Segment Start: Dataset content
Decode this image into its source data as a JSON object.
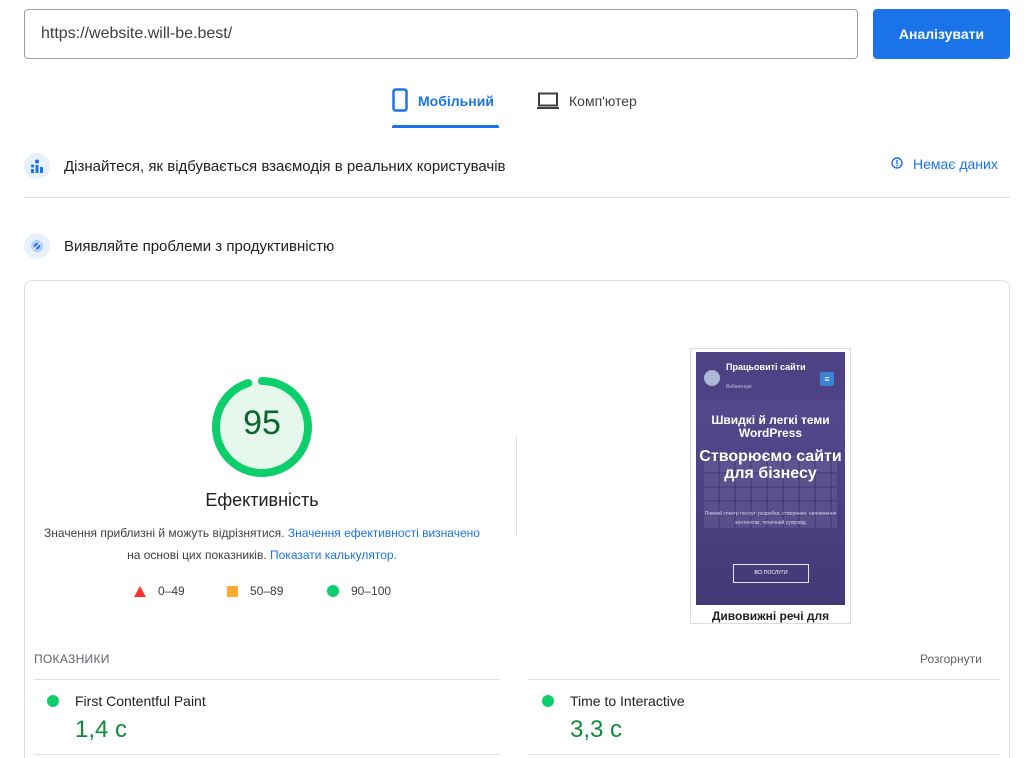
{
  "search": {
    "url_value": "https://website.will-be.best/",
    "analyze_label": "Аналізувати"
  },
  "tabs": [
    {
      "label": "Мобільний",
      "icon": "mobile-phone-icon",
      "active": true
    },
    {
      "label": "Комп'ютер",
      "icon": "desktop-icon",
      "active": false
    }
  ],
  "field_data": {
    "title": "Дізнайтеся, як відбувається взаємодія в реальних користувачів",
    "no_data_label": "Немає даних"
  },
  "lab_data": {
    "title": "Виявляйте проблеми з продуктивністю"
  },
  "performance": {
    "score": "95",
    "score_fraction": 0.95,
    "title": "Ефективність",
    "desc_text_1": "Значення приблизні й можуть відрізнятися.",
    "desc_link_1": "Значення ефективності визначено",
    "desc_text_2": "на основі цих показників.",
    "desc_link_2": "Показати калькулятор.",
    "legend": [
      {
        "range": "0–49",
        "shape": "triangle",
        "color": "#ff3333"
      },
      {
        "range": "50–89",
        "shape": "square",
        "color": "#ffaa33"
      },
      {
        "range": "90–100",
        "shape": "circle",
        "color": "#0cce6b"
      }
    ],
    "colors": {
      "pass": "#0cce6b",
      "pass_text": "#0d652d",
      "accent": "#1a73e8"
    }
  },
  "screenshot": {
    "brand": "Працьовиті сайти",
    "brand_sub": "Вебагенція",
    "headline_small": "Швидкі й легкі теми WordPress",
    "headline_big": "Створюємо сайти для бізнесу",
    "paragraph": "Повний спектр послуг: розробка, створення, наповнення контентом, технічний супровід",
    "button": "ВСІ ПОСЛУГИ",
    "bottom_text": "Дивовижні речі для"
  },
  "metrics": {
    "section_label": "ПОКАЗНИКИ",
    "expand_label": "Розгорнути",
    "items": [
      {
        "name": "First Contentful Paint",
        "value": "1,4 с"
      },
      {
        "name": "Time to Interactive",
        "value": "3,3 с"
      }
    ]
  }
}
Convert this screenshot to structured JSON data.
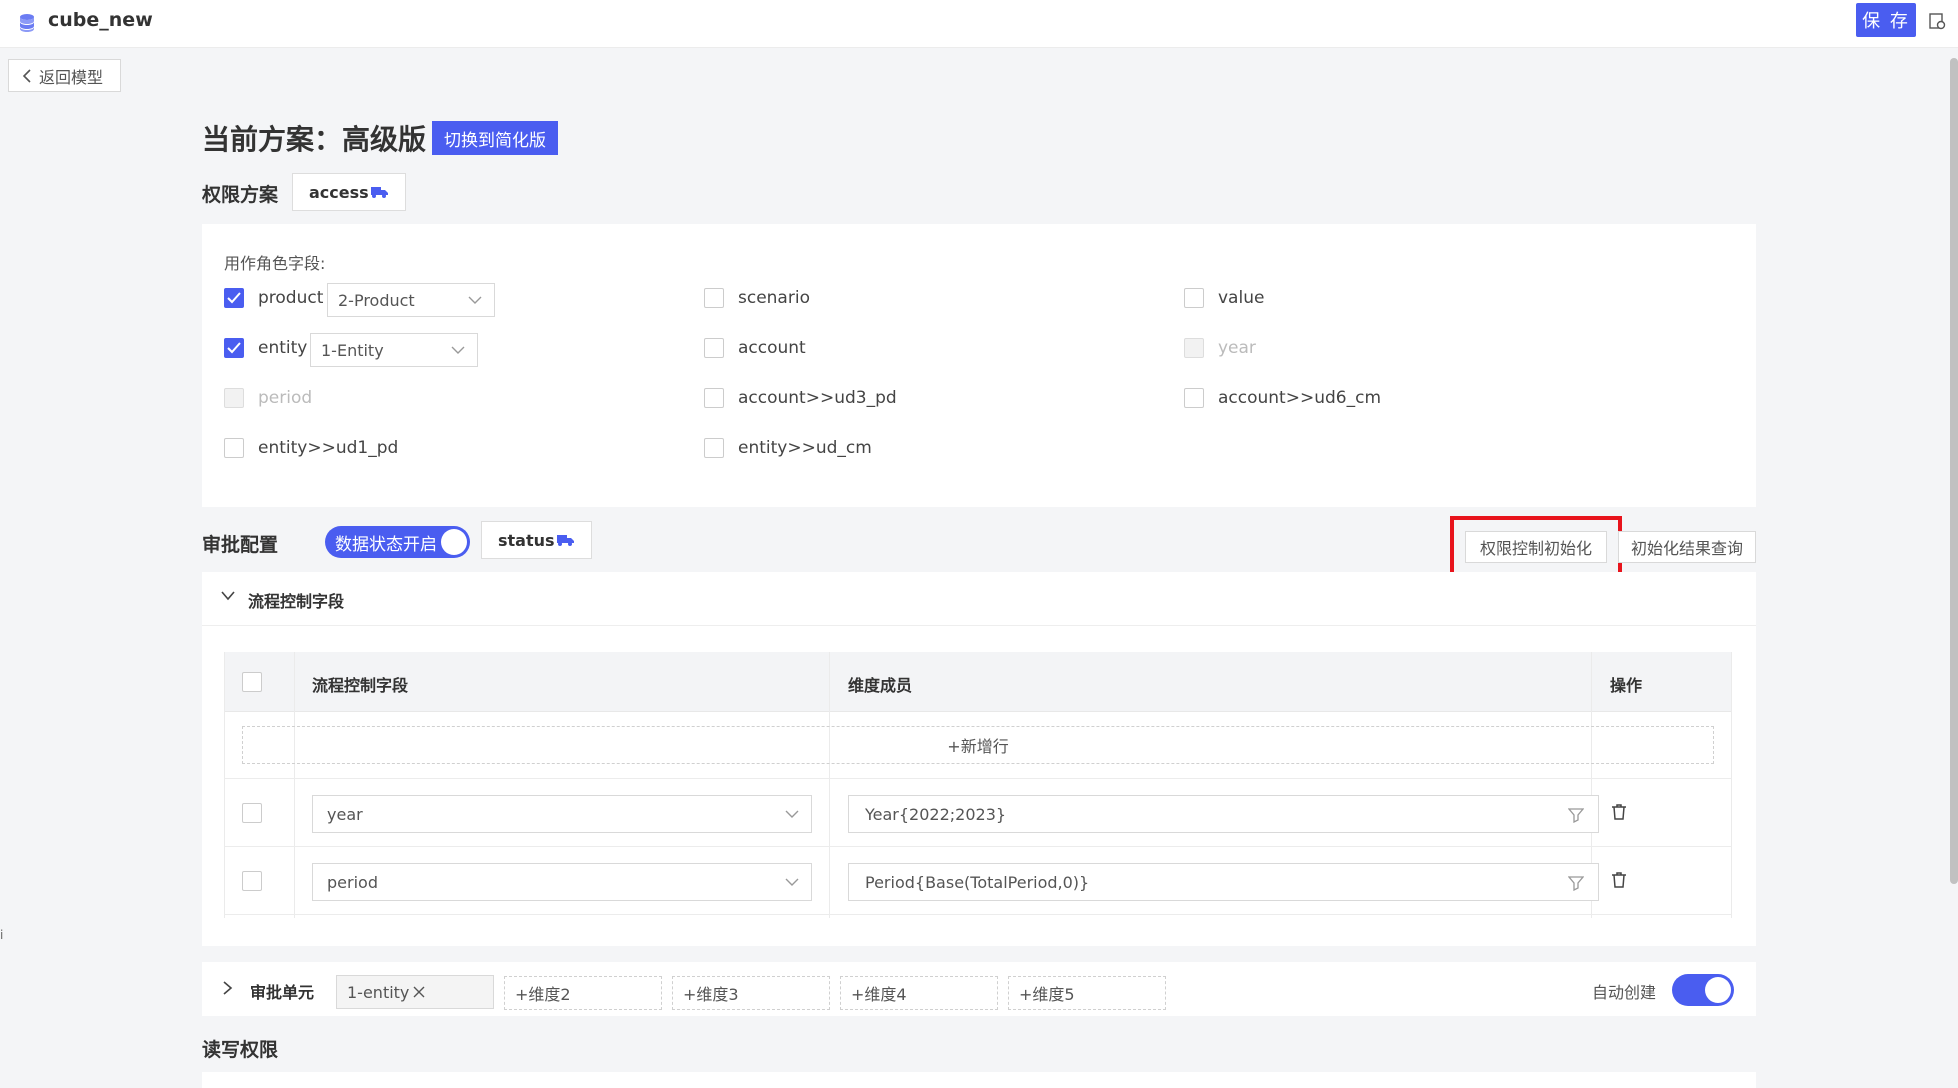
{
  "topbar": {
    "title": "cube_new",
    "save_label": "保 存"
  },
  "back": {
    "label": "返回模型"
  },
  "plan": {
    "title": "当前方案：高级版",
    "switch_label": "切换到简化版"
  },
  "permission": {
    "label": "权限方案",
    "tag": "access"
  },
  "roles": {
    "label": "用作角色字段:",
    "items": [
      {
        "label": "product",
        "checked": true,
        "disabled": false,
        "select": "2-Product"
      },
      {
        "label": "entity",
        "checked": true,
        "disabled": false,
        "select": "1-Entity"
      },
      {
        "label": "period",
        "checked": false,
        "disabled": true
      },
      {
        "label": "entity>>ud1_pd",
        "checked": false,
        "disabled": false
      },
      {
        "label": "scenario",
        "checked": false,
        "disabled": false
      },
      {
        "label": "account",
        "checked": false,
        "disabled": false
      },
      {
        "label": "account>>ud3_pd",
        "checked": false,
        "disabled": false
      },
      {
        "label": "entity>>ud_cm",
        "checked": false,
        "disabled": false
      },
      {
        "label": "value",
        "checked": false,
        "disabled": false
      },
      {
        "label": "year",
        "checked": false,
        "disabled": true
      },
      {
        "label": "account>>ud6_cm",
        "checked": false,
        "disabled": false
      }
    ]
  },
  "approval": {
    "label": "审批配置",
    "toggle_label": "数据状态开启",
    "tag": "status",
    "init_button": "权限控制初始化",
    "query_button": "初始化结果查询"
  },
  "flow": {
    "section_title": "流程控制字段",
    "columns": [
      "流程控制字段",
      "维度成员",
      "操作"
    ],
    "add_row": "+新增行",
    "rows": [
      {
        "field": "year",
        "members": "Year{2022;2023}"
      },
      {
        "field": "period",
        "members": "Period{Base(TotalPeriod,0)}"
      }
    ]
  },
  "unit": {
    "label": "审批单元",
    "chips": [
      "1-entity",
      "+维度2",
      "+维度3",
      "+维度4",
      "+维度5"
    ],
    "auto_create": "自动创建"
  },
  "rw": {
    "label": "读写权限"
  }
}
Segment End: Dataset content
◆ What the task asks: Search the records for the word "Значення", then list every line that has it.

◆ Your response:
    "desc_text_1": "Значення приблизні й можуть відрізнятися.",
    "desc_link_1": "Значення ефективності визначено",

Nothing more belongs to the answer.